Cyber criminals can now face life imprisonment under a new offence in the Computer Misuse Act 1990 which came into force on 3 May 2015. The new offence under section 3ZA of the 1990 Act covers unauthorised acts in relation to a computer so as to “cause serious damage of a material kind”.
Prior to the new offence, the maximum penalty for unauthorised acts with the intent to impair the operation of a computer was 10 years’ imprisonment. However, with the constantly developing landscape and sophistication of cybercrime, the U.K. Government considers the 10 year penalty inadequate in cases where the impact of the cybercrime causes serious damage to human welfare (i.e. loss of life) or a critical attack to national infrastructure. In both of these instances, the maximum penalty is now life imprisonment. For other types of serious damage under the new offence, the maximum penalty is 14 years’ imprisonment.
The new offence under s.3ZA is similar to the existing section 3 offence. A person will be guilty of an offence if he does an unauthorised act in relation to a computer and at the time of the offence he knows it is unauthorized. The act must “cause, or create a significant risk of, serious damage of a material kind ” (s.3ZA(1)(c)) or is “reckless as to whether such damage is caused” (s.3ZA(1)(d)).
Serious damage is of a “material kind” if it causes:
(a) damage to human welfare in any place;
(b) damage to the environment of any place;
(c) damage to the economy of any country; or
(d) damage to the national security of any country.
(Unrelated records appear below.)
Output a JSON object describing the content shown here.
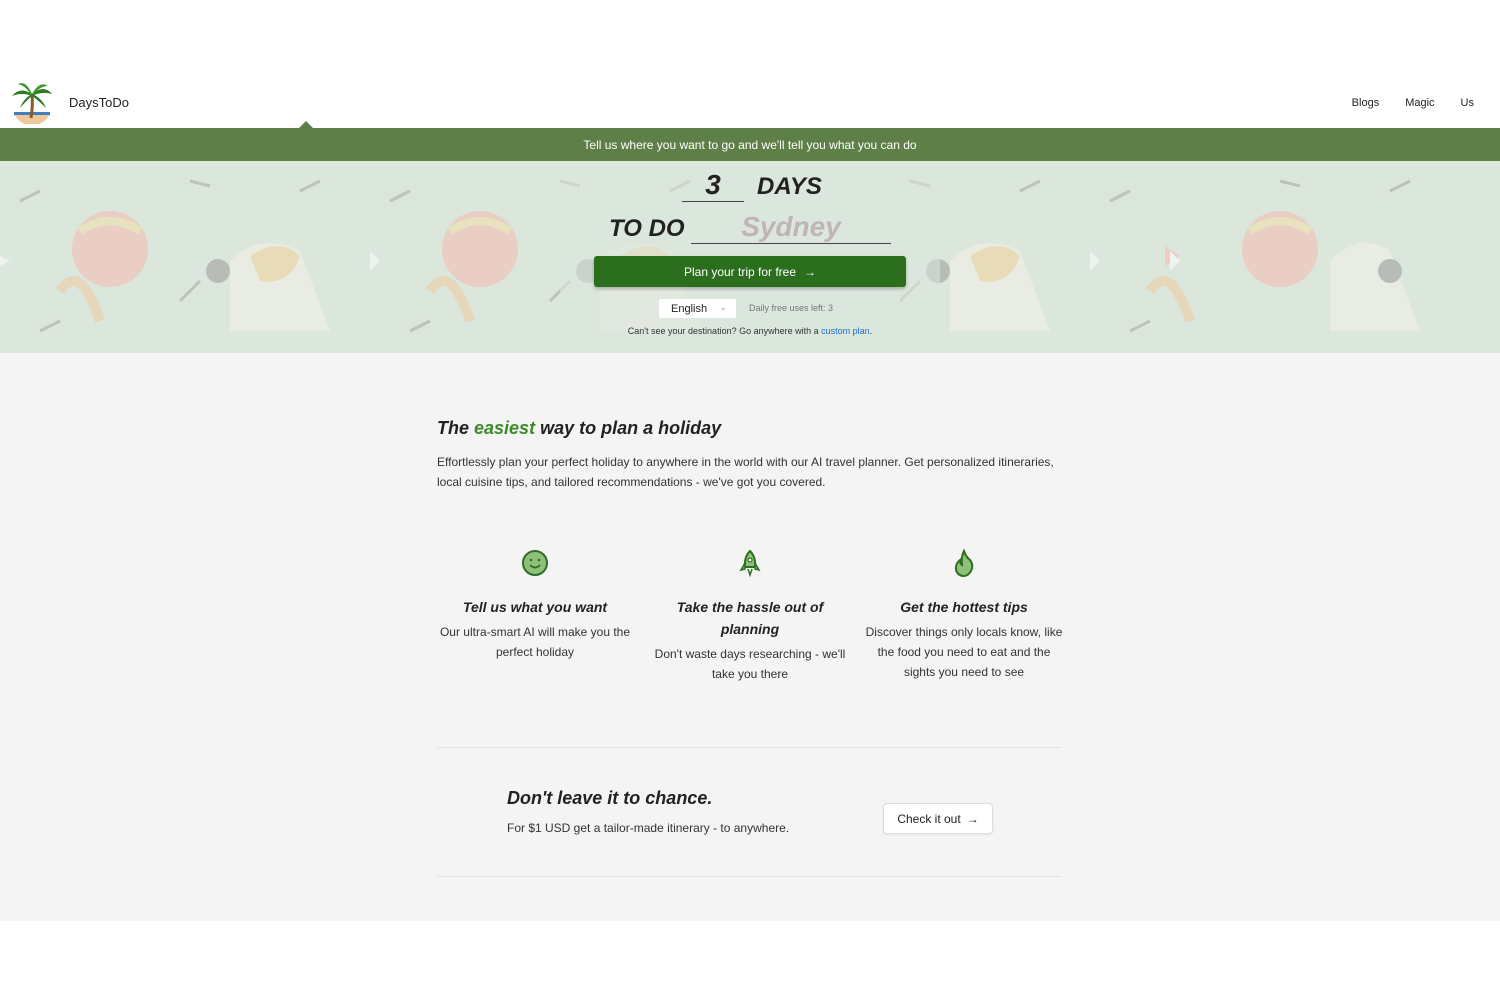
{
  "header": {
    "brand": "DaysToDo",
    "nav": [
      "Blogs",
      "Magic",
      "Us"
    ]
  },
  "banner": {
    "text": "Tell us where you want to go and we'll tell you what you can do"
  },
  "hero": {
    "days_value": "3",
    "days_label": "DAYS",
    "todo_label": "TO DO",
    "destination_placeholder": "Sydney",
    "plan_button": "Plan your trip for free",
    "arrow": "→",
    "language": "English",
    "chevron": "⌄",
    "free_uses": "Daily free uses left: 3",
    "cant_see_prefix": "Can't see your destination? Go anywhere with a ",
    "custom_plan_link": "custom plan",
    "cant_see_suffix": "."
  },
  "intro": {
    "headline_pre": "The ",
    "headline_accent": "easiest",
    "headline_post": " way to plan a holiday",
    "body": "Effortlessly plan your perfect holiday to anywhere in the world with our AI travel planner. Get personalized itineraries, local cuisine tips, and tailored recommendations - we've got you covered.",
    "accent_color": "#3d8a2a"
  },
  "features": [
    {
      "icon": "smiley-icon",
      "title": "Tell us what you want",
      "text": "Our ultra-smart AI will make you the perfect holiday"
    },
    {
      "icon": "rocket-icon",
      "title": "Take the hassle out of planning",
      "text": "Don't waste days researching - we'll take you there"
    },
    {
      "icon": "fire-icon",
      "title": "Get the hottest tips",
      "text": "Discover things only locals know, like the food you need to eat and the sights you need to see"
    }
  ],
  "cta": {
    "title": "Don't leave it to chance.",
    "text": "For $1 USD get a tailor-made itinerary - to anywhere.",
    "button": "Check it out",
    "arrow": "→"
  },
  "colors": {
    "banner": "#5f7f48",
    "primary_button": "#2b6f1e",
    "hero_bg": "#dbe6dc",
    "link": "#1a6fd1"
  }
}
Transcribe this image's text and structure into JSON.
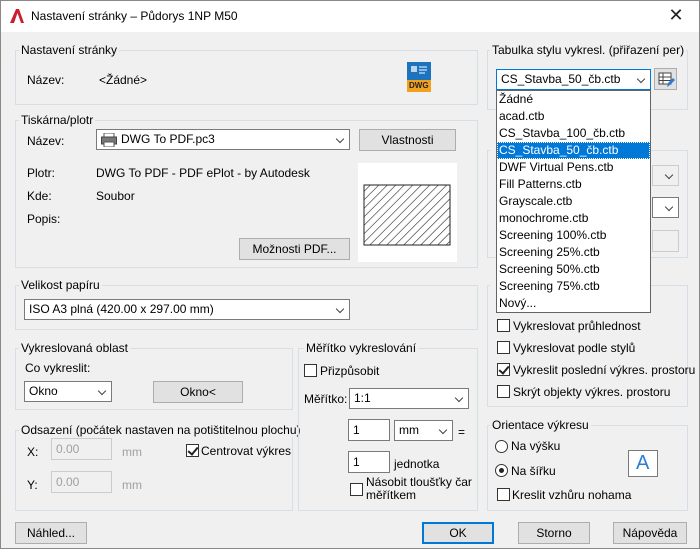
{
  "window": {
    "title": "Nastavení stránky – Půdorys 1NP M50"
  },
  "page_setup": {
    "legend": "Nastavení stránky",
    "name_label": "Název:",
    "name_value": "<Žádné>",
    "dwg_icon_text": "DWG"
  },
  "printer": {
    "legend": "Tiskárna/plotr",
    "name_label": "Název:",
    "name_value": "DWG To PDF.pc3",
    "properties_button": "Vlastnosti",
    "plotter_label": "Plotr:",
    "plotter_value": "DWG To PDF - PDF ePlot - by Autodesk",
    "where_label": "Kde:",
    "where_value": "Soubor",
    "description_label": "Popis:",
    "pdf_options_button": "Možnosti PDF..."
  },
  "paper_size": {
    "legend": "Velikost papíru",
    "value": "ISO A3 plná (420.00 x 297.00 mm)"
  },
  "plot_area": {
    "legend": "Vykreslovaná oblast",
    "what_label": "Co vykreslit:",
    "what_value": "Okno",
    "window_button": "Okno<"
  },
  "plot_offset": {
    "legend": "Odsazení (počátek nastaven na potištitelnou plochu)",
    "x_label": "X:",
    "x_value": "0.00",
    "x_unit": "mm",
    "y_label": "Y:",
    "y_value": "0.00",
    "y_unit": "mm",
    "center_label": "Centrovat výkres",
    "center_checked": true
  },
  "plot_scale": {
    "legend": "Měřítko vykreslování",
    "fit_label": "Přizpůsobit",
    "fit_checked": false,
    "scale_label": "Měřítko:",
    "scale_value": "1:1",
    "value1": "1",
    "unit_value": "mm",
    "equals": "=",
    "value2": "1",
    "unit2_label": "jednotka",
    "lineweights_label": "Násobit tloušťky čar měřítkem",
    "lineweights_checked": false
  },
  "plot_style_table": {
    "legend": "Tabulka stylu vykresl. (přiřazení per)",
    "value": "CS_Stavba_50_čb.ctb",
    "options": [
      "Žádné",
      "acad.ctb",
      "CS_Stavba_100_čb.ctb",
      "CS_Stavba_50_čb.ctb",
      "DWF Virtual Pens.ctb",
      "Fill Patterns.ctb",
      "Grayscale.ctb",
      "monochrome.ctb",
      "Screening 100%.ctb",
      "Screening 25%.ctb",
      "Screening 50%.ctb",
      "Screening 75%.ctb",
      "Nový..."
    ],
    "selected_index": 3
  },
  "plot_options": {
    "transparency_label": "Vykreslovat průhlednost",
    "transparency_checked": false,
    "styles_label": "Vykreslovat podle stylů",
    "styles_checked": false,
    "paperspace_last_label": "Vykreslit poslední výkres. prostoru",
    "paperspace_last_checked": true,
    "hide_objects_label": "Skrýt objekty výkres. prostoru",
    "hide_objects_checked": false
  },
  "orientation": {
    "legend": "Orientace výkresu",
    "portrait_label": "Na výšku",
    "portrait_checked": false,
    "landscape_label": "Na šířku",
    "landscape_checked": true,
    "upside_down_label": "Kreslit vzhůru nohama",
    "upside_down_checked": false,
    "preview_letter": "A"
  },
  "footer": {
    "preview_button": "Náhled...",
    "ok_button": "OK",
    "cancel_button": "Storno",
    "help_button": "Nápověda"
  },
  "colors": {
    "accent": "#0078d7",
    "autocad_red": "#c8202f",
    "dialog_bg": "#f0f0f0"
  }
}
What’s notable is that the above categories are broadly defined to allow the courts to prosecute serious cyber attacks for wide ranging circumstances; the key ingredient under the new offence is that the offence must cause serious damage. While the new s.3ZA provides a definition for “material kind”, it is silent on what would constitute “serious damage” and therefore it will ultimately be for the courts to provide an interpretation on a case by case basis.
The new offence is far-reaching such that a person can be prosecuted in the U.K. even if the offence is committed in another country and against “any country”, so long as the person was a U.K. national at that time of the offence, and the offence is punishable under the law of the country in which it occurred. So for example, a U.K. court will be able to prosecute a U.K. national located in China carrying out cyber attacks on U.S government systems. Cyber criminals can no longer avoid the severe penalties under this new offence by hiding behind the borders of other jurisdictions and their less severe laws.